Source data:
++++++++

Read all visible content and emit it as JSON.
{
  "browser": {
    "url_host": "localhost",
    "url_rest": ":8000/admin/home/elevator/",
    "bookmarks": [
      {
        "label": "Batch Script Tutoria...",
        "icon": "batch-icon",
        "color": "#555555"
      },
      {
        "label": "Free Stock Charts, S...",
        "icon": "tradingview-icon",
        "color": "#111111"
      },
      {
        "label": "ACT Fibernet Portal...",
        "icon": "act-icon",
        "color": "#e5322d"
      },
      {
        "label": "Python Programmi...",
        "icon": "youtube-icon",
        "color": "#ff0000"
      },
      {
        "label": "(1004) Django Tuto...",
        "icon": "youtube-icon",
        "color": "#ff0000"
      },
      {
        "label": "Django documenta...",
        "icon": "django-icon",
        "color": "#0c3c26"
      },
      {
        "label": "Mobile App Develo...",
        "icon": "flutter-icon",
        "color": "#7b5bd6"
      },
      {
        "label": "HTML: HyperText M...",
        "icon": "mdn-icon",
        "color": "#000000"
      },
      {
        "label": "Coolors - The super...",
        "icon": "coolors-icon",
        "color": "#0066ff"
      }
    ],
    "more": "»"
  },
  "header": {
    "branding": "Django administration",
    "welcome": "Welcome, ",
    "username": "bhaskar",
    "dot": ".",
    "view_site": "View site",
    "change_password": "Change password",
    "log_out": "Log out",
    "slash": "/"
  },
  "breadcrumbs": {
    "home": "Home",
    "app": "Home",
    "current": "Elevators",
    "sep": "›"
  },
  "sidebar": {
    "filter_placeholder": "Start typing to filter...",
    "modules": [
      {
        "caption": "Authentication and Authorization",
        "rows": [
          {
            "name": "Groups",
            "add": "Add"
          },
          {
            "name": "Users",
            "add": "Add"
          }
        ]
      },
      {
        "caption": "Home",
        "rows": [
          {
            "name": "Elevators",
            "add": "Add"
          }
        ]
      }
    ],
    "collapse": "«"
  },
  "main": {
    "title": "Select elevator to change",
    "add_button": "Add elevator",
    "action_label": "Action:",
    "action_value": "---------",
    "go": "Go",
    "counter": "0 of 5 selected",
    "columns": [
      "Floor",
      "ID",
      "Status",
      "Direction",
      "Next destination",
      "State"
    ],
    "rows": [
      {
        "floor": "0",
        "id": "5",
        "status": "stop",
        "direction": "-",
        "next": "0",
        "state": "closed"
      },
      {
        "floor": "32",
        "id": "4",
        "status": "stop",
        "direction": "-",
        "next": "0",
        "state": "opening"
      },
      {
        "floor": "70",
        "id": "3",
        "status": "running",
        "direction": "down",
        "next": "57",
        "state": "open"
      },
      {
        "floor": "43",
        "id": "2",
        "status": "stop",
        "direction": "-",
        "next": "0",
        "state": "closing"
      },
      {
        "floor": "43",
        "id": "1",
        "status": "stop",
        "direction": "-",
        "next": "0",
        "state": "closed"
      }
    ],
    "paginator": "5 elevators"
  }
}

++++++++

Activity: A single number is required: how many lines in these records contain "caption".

Output for this exercise: 2